May 26, 2010
KHOW clip from Interview on the Caplis & Silverman Show
Clip: Listen NOW
... [read more
Ritter's wise veto on sex offender bill
May 25, 2010
The governor's experience as a prosecutor served him well in analyzing the problems with the controversial House Bill 1364.
By The Denver Post
Gov. Bill Ritter's veto of a flawed sex offender management bill last week shows the former prosecutor at his best, wading into a complex criminal justice issue and exercising independence to make the right call.
We were glad to see the governor shoot down this bill with a strong analysis of its problems, and a blueprint for creating a substitute bill next session.
It was unfortunate that it had to come to a veto, but legislators had sent the governor an untenable bill, and we hope they realize the error of their ways.
House Bill 1364 was supposed to be a vehicle for extending the life of Colorado's Sex Offender Management Board.
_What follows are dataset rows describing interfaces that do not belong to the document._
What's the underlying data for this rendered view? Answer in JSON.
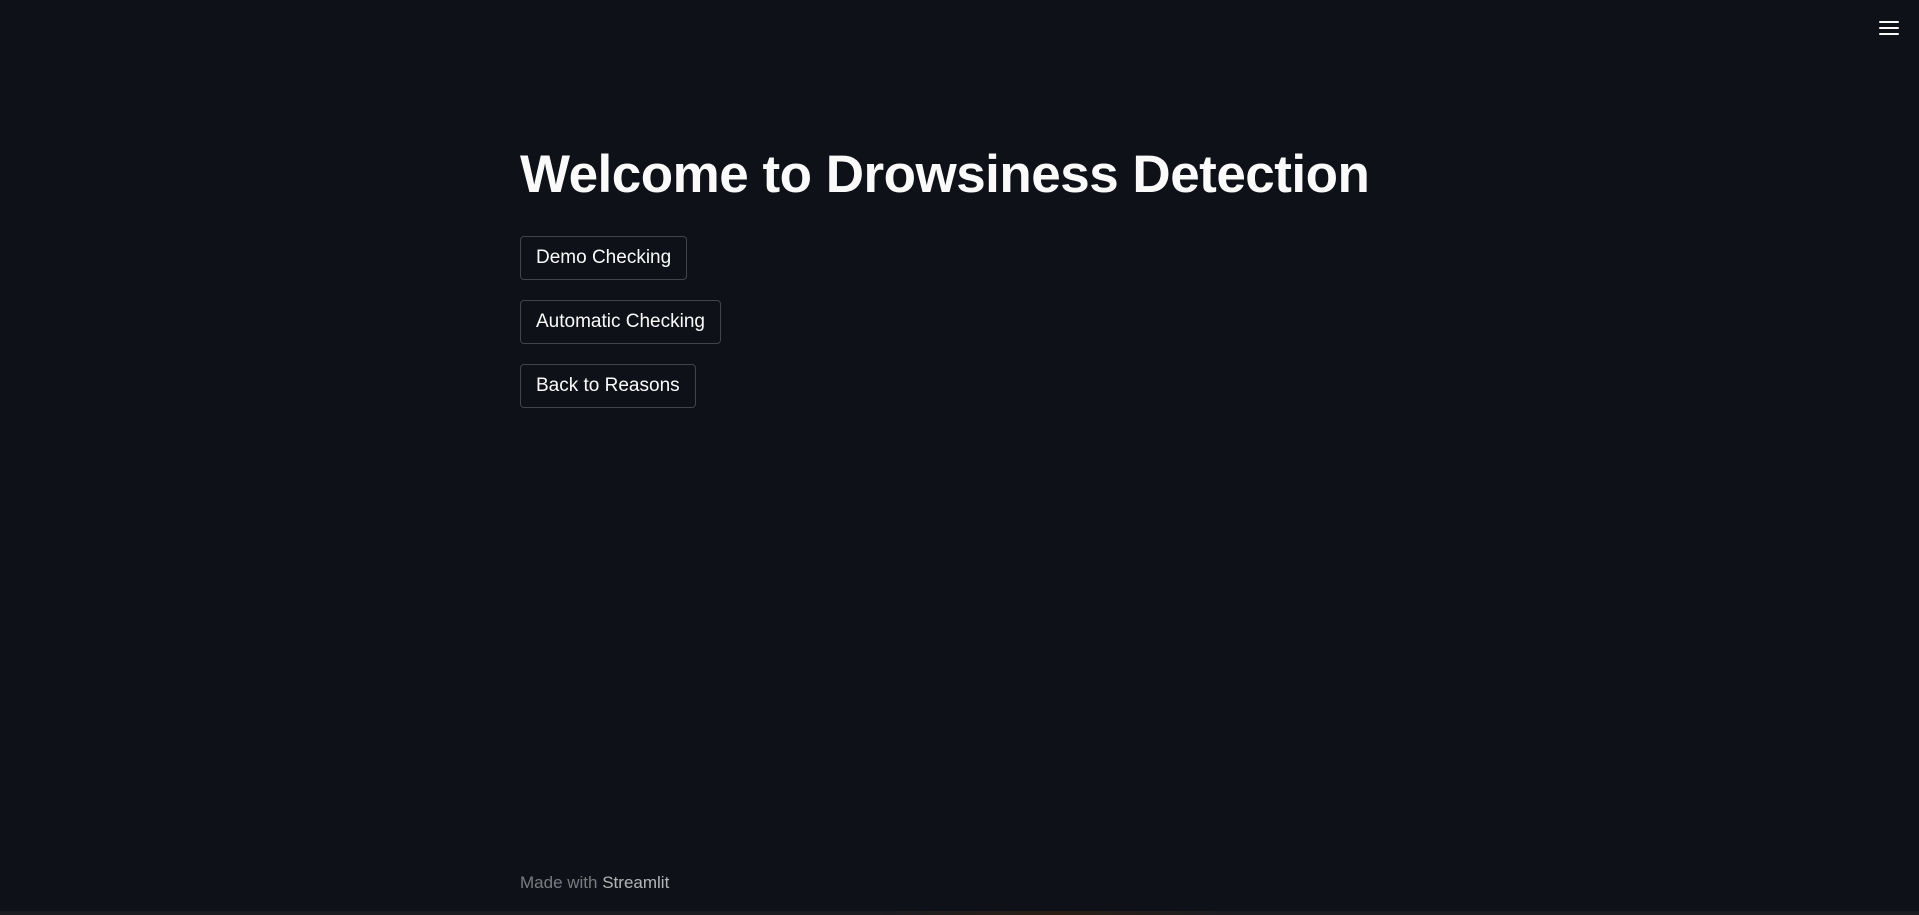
{
  "header": {
    "menu_icon": "hamburger-menu-icon"
  },
  "main": {
    "title": "Welcome to Drowsiness Detection",
    "buttons": [
      {
        "label": "Demo Checking"
      },
      {
        "label": "Automatic Checking"
      },
      {
        "label": "Back to Reasons"
      }
    ]
  },
  "footer": {
    "prefix": "Made with",
    "link": "Streamlit"
  },
  "colors": {
    "background": "#0e1117",
    "text": "#fafafa",
    "button_border": "#3a3d45"
  }
}
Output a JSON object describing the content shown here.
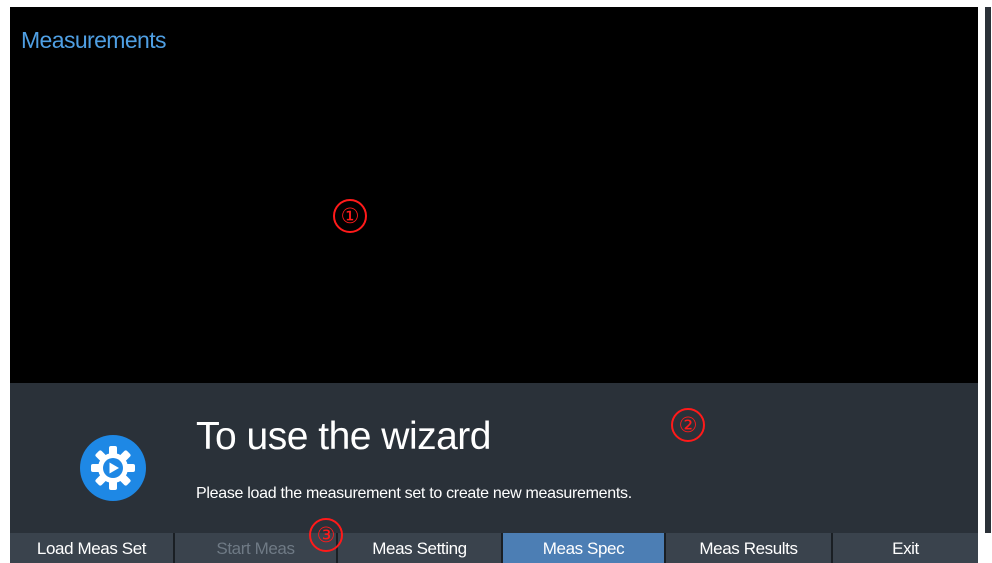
{
  "main": {
    "title": "Measurements"
  },
  "markers": [
    "①",
    "②",
    "③"
  ],
  "wizard": {
    "icon": "play-gear-icon",
    "title": "To use the wizard",
    "text": "Please load the measurement set to create new measurements."
  },
  "softkeys": [
    {
      "label": "Load Meas Set",
      "state": "normal"
    },
    {
      "label": "Start Meas",
      "state": "disabled"
    },
    {
      "label": "Meas Setting",
      "state": "normal"
    },
    {
      "label": "Meas Spec",
      "state": "active"
    },
    {
      "label": "Meas Results",
      "state": "normal"
    },
    {
      "label": "Exit",
      "state": "normal"
    }
  ],
  "colors": {
    "title_blue": "#4f9fe3",
    "panel_bg": "#2a3139",
    "softkey_bg": "#3a434d",
    "softkey_active": "#4c7eb4",
    "marker_red": "#ff1a1a",
    "icon_blue": "#1e88e5"
  }
}
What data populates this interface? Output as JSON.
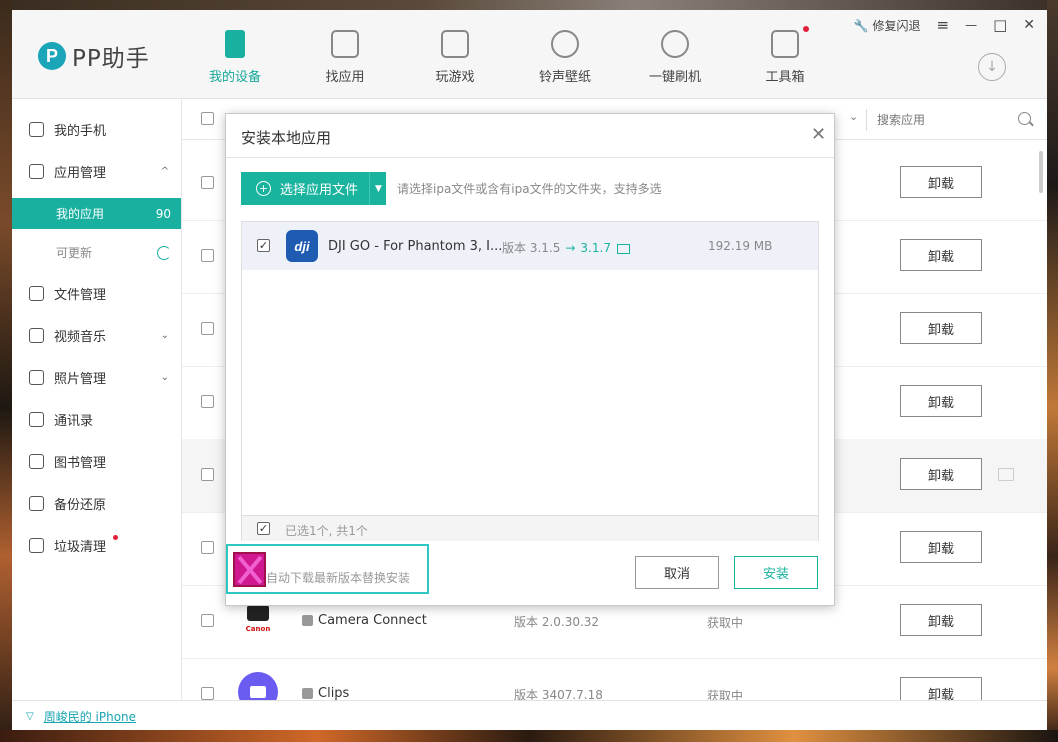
{
  "app": {
    "name": "PP助手",
    "logo_letter": "P"
  },
  "nav": [
    {
      "label": "我的设备",
      "icon": "phone-icon",
      "active": true
    },
    {
      "label": "找应用",
      "icon": "app-bag-icon"
    },
    {
      "label": "玩游戏",
      "icon": "gamepad-icon"
    },
    {
      "label": "铃声壁纸",
      "icon": "star-badge-icon"
    },
    {
      "label": "一键刷机",
      "icon": "refresh-icon"
    },
    {
      "label": "工具箱",
      "icon": "toolbox-icon",
      "badge": true
    }
  ],
  "titlebar": {
    "repair_label": "修复闪退",
    "menu_icon": "≡",
    "min_icon": "—",
    "max_icon": "□",
    "close_icon": "✕",
    "download_icon": "↓"
  },
  "sidebar": {
    "my_phone": "我的手机",
    "app_manage": "应用管理",
    "my_apps": "我的应用",
    "my_apps_count": "90",
    "updatable": "可更新",
    "file_manage": "文件管理",
    "video_music": "视频音乐",
    "photo_manage": "照片管理",
    "contacts": "通讯录",
    "books": "图书管理",
    "backup": "备份还原",
    "cleanup": "垃圾清理",
    "expand_up": "^",
    "expand_down": "⌄"
  },
  "content": {
    "search_placeholder": "搜索应用",
    "sort_chev": "⌄",
    "uninstall_label": "卸载",
    "rows": [
      {
        "name": "",
        "version": "",
        "status": ""
      },
      {
        "name": "",
        "version": "",
        "status": ""
      },
      {
        "name": "",
        "version": "",
        "status": ""
      },
      {
        "name": "",
        "version": "",
        "status": ""
      },
      {
        "name": "",
        "version": "",
        "status": ""
      },
      {
        "name": "",
        "version": "",
        "status": ""
      },
      {
        "name": "Camera Connect",
        "version": "版本 2.0.30.32",
        "status": "获取中",
        "icon_text": "Canon"
      },
      {
        "name": "Clips",
        "version": "版本 3407.7.18",
        "status": "获取中"
      }
    ]
  },
  "bottom": {
    "device_link": "周峻民的 iPhone",
    "chev": "▽"
  },
  "dialog": {
    "title": "安装本地应用",
    "close": "✕",
    "pick_button": "选择应用文件",
    "pick_plus": "+",
    "pick_split": "▼",
    "hint": "请选择ipa文件或含有ipa文件的文件夹，支持多选",
    "file": {
      "name": "DJI GO - For Phantom 3, I...",
      "icon_text": "dji",
      "version_prefix": "版本 3.1.5",
      "arrow": "→",
      "version_new": "3.1.7",
      "size": "192.19 MB",
      "checked": "✓"
    },
    "summary": "已选1个, 共1个",
    "summary_check": "✓",
    "auto_download": "自动下载最新版本替换安装",
    "cancel": "取消",
    "install": "安装"
  },
  "colors": {
    "accent": "#19b39e",
    "link": "#18a4b0",
    "badge": "#e0203a",
    "highlight_box": "#2ec8c2",
    "mark_fill": "#d01890"
  }
}
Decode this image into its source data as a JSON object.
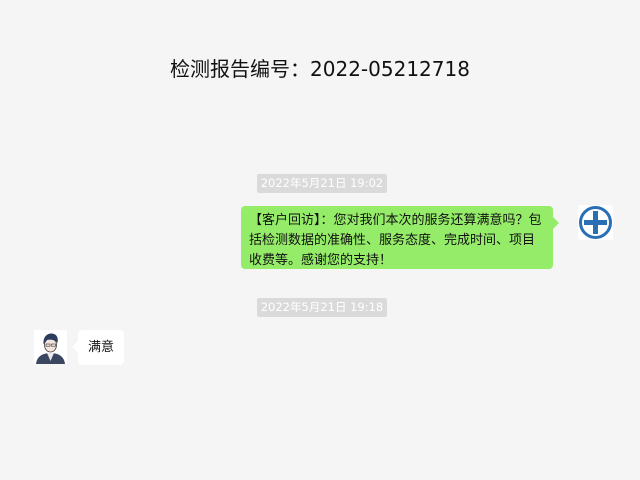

Instead, it made sweeping changes to the philosophical approach to handling sex offenders. It also was seriously compromised by a last-minute amendment offered by Sen. Joyce Foster that would allow sex offenders, in some circumstances, to choose their treatment provider.
As has been reported since then, Foster's brother-in-law is a sex offender who was displeased with his treatment provider, a situation that Foster hid from the public and then lied about.
The people of Colorado deserve better from their lawmakers, and Ritter's veto will allow legislators to take another shot at extending the life of the state's Sex Offender Management Board. They must get it right this time.
The board oversees the supervision of sex offenders and the application of the state's highly regarded containment model, whereby offenders who are not in custody are closely monitored.
In crafting the bill to extend the life of the board, legislators ... [read more]